The New FAA Drone Law
On Sunday the 15th of February the FAA held a press conference where they finally announced their draft proposals for operating drones in the United States.
The context for this situation is that the USA has been lagging behind many nations when it comes to putting in place legislation for commercial UAV operations. The FAA placed a moratorium on any commercial UAV flights back in 2011. Since then only specialist exemptions have been allowed for government agencies, research institutes and recently a select few commercial operators (less than twenty).
The reasoning for the delay is that the FAA is in charge of the most complex and congested airspace in the world. It has a responsibility to ensure that the skies are safe for all operators. Given the manned aviation interests it is a real surprise to see such progressive and open regulations being presented.

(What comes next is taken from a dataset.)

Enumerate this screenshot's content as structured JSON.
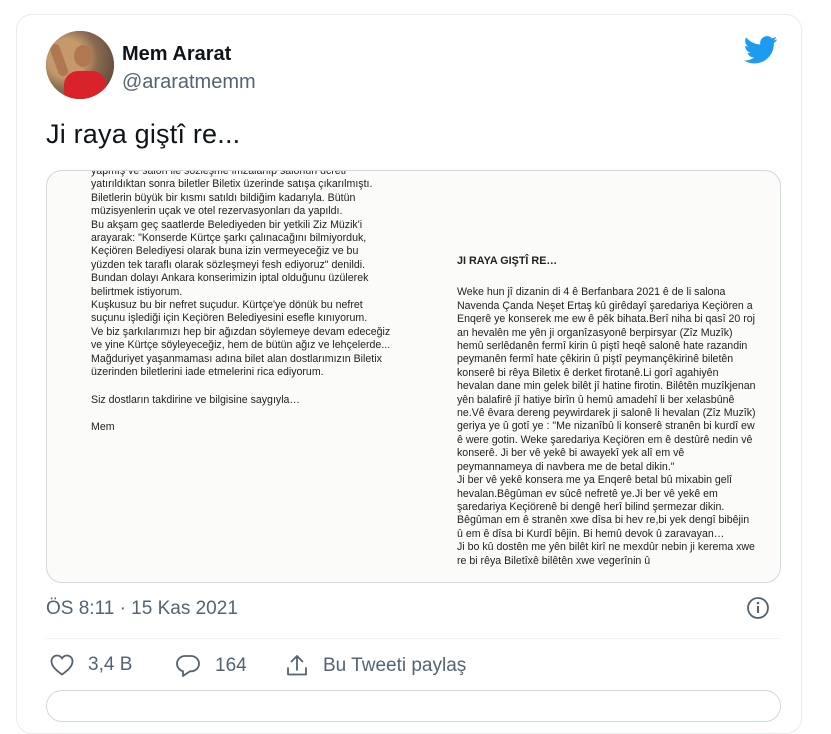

Here are the key points of the proposed new FAA drone law:
- Drone operators will not be required to hold a private or commercial pilots license. Operators will need to undergo a test an approved FAA centre however the process will be much more accessible and affordable than the manned aviation routes.
- A granular system based on aircraft weights – heavier systems pose a greater risk and lighter systems less of a risk.
- No airworthiness requirement – this means that systems will remain comparatively cheap and accessible. Airworthiness is not necessarily suitable for small drones operating in close proximity to the operator.
- Line of sight operations only – flights will only be allowed within line of site initially – however there is scope for making long distance sorties possible. This is likely to remain the case until a proven and capable remote sense and avoid system can be deployed.
- No nighttime flights – flights must be carried out within 30minutes of civil twilight.
There are alot of similarities with the UK’s CAA’s regulations (CAP722 – which is about be refreshed for the sixth time!).
The draft rulemaking outlined by the FAA will now be open to consultation from stakeholders, agencies and the public. Hopefully the new regulations will be in place at the beginning of next year.
You can read the Press Release here:
We recommend following Brendan Schulman on Twitter – he is providing excellent insight to the current FAA drone law process.